● EXERCISE DESCRIPTION:
Return the lines below that carry the word "JSON".

(Website and app data records)
[Start of section]
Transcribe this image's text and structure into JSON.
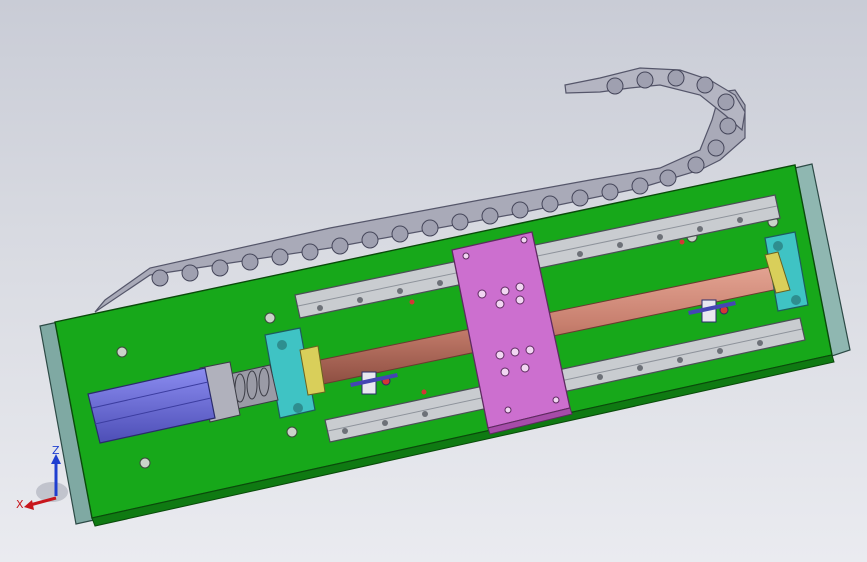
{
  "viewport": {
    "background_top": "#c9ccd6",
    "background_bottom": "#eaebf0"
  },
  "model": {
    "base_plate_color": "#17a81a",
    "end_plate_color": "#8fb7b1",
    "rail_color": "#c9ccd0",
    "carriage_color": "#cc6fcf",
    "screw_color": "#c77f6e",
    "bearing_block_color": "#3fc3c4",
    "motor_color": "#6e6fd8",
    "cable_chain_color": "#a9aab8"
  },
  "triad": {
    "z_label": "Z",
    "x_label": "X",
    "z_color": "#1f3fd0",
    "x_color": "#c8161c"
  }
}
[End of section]
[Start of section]
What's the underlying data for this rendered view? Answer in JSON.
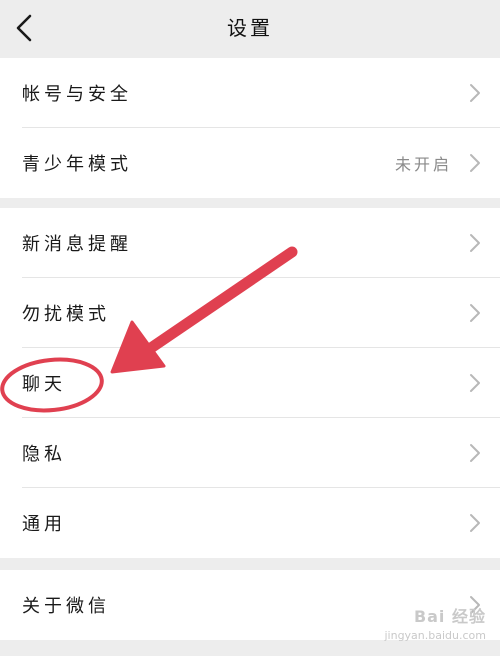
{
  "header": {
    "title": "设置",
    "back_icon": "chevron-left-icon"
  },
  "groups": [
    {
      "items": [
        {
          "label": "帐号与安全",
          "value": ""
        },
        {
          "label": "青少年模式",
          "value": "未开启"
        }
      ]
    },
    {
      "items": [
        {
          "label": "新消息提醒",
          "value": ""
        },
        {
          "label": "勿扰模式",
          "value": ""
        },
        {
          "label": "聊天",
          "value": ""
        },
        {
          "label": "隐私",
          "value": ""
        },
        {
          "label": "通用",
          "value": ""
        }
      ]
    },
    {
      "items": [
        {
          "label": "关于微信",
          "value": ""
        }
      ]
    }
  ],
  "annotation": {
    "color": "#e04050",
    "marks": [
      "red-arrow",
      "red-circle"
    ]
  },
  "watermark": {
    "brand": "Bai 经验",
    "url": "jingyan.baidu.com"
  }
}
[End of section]
● ANSWER BOX:
Transcribe this image's text and structure into JSON.
What's the underlying data for this rendered view? Answer in JSON.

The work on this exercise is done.